• **Task to carry out**: Your answer must be the records below, reproduced exactly.
=-=-=-=-=
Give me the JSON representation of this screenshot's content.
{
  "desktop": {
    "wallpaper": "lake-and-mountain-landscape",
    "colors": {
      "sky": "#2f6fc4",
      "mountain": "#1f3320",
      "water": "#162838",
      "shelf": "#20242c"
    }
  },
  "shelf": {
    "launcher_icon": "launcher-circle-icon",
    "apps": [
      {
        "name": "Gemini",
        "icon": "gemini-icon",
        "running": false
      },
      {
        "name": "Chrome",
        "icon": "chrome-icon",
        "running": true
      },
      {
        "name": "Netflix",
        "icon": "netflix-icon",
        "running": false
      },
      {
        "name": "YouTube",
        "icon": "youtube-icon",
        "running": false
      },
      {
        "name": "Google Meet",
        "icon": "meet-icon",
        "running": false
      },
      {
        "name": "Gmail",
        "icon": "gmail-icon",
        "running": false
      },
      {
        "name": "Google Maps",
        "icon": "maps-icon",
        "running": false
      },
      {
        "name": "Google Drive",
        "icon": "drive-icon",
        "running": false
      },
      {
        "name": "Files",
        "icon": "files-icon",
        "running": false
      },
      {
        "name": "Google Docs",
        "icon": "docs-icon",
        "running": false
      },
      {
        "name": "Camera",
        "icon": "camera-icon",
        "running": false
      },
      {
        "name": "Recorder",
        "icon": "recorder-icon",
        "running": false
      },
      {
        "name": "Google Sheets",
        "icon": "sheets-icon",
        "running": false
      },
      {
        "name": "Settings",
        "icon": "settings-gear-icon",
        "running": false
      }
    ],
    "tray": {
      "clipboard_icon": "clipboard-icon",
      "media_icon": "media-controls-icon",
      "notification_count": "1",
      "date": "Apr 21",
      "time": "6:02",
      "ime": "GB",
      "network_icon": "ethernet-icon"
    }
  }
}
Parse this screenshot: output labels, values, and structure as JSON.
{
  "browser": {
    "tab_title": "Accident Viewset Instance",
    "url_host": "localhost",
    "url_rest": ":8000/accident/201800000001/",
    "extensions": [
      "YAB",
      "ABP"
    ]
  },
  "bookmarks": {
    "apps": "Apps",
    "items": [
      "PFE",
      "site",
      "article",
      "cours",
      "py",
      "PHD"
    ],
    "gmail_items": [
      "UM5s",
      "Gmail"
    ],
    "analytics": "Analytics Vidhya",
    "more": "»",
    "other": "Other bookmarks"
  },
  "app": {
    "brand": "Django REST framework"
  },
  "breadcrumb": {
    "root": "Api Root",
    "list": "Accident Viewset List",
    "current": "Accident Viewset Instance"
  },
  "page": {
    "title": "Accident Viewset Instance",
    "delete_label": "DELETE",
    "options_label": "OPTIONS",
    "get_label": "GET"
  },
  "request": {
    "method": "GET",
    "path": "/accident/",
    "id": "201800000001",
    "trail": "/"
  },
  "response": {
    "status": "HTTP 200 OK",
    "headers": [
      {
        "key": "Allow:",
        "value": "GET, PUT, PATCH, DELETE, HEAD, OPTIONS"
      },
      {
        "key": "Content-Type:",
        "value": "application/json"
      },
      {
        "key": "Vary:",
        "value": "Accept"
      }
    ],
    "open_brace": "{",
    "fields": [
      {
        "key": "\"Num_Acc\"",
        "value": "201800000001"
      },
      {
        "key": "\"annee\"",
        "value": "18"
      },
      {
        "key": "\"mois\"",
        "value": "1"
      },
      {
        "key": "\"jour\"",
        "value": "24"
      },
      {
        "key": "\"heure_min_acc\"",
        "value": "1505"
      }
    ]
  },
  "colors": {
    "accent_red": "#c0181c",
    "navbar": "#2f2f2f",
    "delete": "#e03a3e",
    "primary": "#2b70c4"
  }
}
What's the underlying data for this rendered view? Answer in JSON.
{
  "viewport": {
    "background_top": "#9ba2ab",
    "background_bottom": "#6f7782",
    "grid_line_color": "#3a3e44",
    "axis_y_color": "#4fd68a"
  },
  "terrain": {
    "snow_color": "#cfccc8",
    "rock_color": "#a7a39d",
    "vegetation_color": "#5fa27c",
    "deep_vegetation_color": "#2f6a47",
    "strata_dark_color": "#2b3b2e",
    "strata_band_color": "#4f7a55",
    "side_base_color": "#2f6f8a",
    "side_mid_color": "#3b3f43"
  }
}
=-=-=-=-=
• **Exercise solution**:
Give me the JSON representation of this screenshot's content.
{
  "desktop": {
    "wallpaper": "lake-and-mountain-landscape",
    "colors": {
      "sky": "#2f6fc4",
      "mountain": "#1f3320",
      "water": "#162838",
      "shelf": "#20242c"
    }
  },
  "shelf": {
    "launcher_icon": "launcher-circle-icon",
    "apps": [
      {
        "name": "Gemini",
        "icon": "gemini-icon",
        "running": false
      },
      {
        "name": "Chrome",
        "icon": "chrome-icon",
        "running": true
      },
      {
        "name": "Netflix",
        "icon": "netflix-icon",
        "running": false
      },
      {
        "name": "YouTube",
        "icon": "youtube-icon",
        "running": false
      },
      {
        "name": "Google Meet",
        "icon": "meet-icon",
        "running": false
      },
      {
        "name": "Gmail",
        "icon": "gmail-icon",
        "running": false
      },
      {
        "name": "Google Maps",
        "icon": "maps-icon",
        "running": false
      },
      {
        "name": "Google Drive",
        "icon": "drive-icon",
        "running": false
      },
      {
        "name": "Files",
        "icon": "files-icon",
        "running": false
      },
      {
        "name": "Google Docs",
        "icon": "docs-icon",
        "running": false
      },
      {
        "name": "Camera",
        "icon": "camera-icon",
        "running": false
      },
      {
        "name": "Recorder",
        "icon": "recorder-icon",
        "running": false
      },
      {
        "name": "Google Sheets",
        "icon": "sheets-icon",
        "running": false
      },
      {
        "name": "Settings",
        "icon": "settings-gear-icon",
        "running": false
      }
    ],
    "tray": {
      "clipboard_icon": "clipboard-icon",
      "media_icon": "media-controls-icon",
      "notification_count": "1",
      "date": "Apr 21",
      "time": "6:02",
      "ime": "GB",
      "network_icon": "ethernet-icon"
    }
  }
}
Parse this screenshot: output labels, values, and structure as JSON.
{
  "browser": {
    "tab_title": "Accident Viewset Instance",
    "url_host": "localhost",
    "url_rest": ":8000/accident/201800000001/",
    "extensions": [
      "YAB",
      "ABP"
    ]
  },
  "bookmarks": {
    "apps": "Apps",
    "items": [
      "PFE",
      "site",
      "article",
      "cours",
      "py",
      "PHD"
    ],
    "gmail_items": [
      "UM5s",
      "Gmail"
    ],
    "analytics": "Analytics Vidhya",
    "more": "»",
    "other": "Other bookmarks"
  },
  "app": {
    "brand": "Django REST framework"
  },
  "breadcrumb": {
    "root": "Api Root",
    "list": "Accident Viewset List",
    "current": "Accident Viewset Instance"
  },
  "page": {
    "title": "Accident Viewset Instance",
    "delete_label": "DELETE",
    "options_label": "OPTIONS",
    "get_label": "GET"
  },
  "request": {
    "method": "GET",
    "path": "/accident/",
    "id": "201800000001",
    "trail": "/"
  },
  "response": {
    "status": "HTTP 200 OK",
    "headers": [
      {
        "key": "Allow:",
        "value": "GET, PUT, PATCH, DELETE, HEAD, OPTIONS"
      },
      {
        "key": "Content-Type:",
        "value": "application/json"
      },
      {
        "key": "Vary:",
        "value": "Accept"
      }
    ],
    "open_brace": "{",
    "fields": [
      {
        "key": "\"Num_Acc\"",
        "value": "201800000001"
      },
      {
        "key": "\"annee\"",
        "value": "18"
      },
      {
        "key": "\"mois\"",
        "value": "1"
      },
      {
        "key": "\"jour\"",
        "value": "24"
      },
      {
        "key": "\"heure_min_acc\"",
        "value": "1505"
      }
    ]
  },
  "colors": {
    "accent_red": "#c0181c",
    "navbar": "#2f2f2f",
    "delete": "#e03a3e",
    "primary": "#2b70c4"
  }
}
What's the underlying data for this rendered view? Answer in JSON.
{
  "viewport": {
    "background_top": "#9ba2ab",
    "background_bottom": "#6f7782",
    "grid_line_color": "#3a3e44",
    "axis_y_color": "#4fd68a"
  },
  "terrain": {
    "snow_color": "#cfccc8",
    "rock_color": "#a7a39d",
    "vegetation_color": "#5fa27c",
    "deep_vegetation_color": "#2f6a47",
    "strata_dark_color": "#2b3b2e",
    "strata_band_color": "#4f7a55",
    "side_base_color": "#2f6f8a",
    "side_mid_color": "#3b3f43"
  }
}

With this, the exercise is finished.